◆ Task prompt
Within the material below, filter for lines that hold the word "インスタンスの状態".

◆ Dataset extract

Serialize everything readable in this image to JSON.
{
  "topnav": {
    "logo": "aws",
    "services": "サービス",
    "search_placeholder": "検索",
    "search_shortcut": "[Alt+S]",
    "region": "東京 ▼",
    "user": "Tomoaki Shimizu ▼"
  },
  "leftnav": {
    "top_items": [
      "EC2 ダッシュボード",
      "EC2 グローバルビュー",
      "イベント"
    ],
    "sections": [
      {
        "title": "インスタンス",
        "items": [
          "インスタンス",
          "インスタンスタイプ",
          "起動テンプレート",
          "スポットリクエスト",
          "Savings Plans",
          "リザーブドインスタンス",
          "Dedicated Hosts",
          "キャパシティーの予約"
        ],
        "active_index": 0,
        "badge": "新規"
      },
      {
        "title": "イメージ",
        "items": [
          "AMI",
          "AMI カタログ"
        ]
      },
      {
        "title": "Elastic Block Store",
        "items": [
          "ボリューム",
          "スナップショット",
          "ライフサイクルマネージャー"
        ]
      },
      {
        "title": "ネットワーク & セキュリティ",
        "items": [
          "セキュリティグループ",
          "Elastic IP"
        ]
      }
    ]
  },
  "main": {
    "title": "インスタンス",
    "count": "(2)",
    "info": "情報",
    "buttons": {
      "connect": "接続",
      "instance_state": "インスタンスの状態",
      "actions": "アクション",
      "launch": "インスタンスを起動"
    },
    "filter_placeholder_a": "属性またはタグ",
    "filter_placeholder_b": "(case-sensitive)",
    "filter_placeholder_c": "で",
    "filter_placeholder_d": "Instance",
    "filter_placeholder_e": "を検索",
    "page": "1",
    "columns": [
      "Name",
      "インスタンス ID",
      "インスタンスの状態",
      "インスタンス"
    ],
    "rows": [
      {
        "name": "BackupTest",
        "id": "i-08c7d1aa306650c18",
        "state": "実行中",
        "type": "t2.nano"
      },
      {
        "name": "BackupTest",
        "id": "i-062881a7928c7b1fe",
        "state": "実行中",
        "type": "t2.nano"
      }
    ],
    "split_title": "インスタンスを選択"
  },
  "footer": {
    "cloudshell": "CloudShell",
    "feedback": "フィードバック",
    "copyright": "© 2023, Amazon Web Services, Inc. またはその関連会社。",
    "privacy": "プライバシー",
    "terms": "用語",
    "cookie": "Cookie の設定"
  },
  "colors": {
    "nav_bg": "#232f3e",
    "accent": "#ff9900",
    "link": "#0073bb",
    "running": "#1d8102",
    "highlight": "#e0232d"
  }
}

◆ Output for this exercise
      "instance_state": "インスタンスの状態",
      "インスタンスの状態",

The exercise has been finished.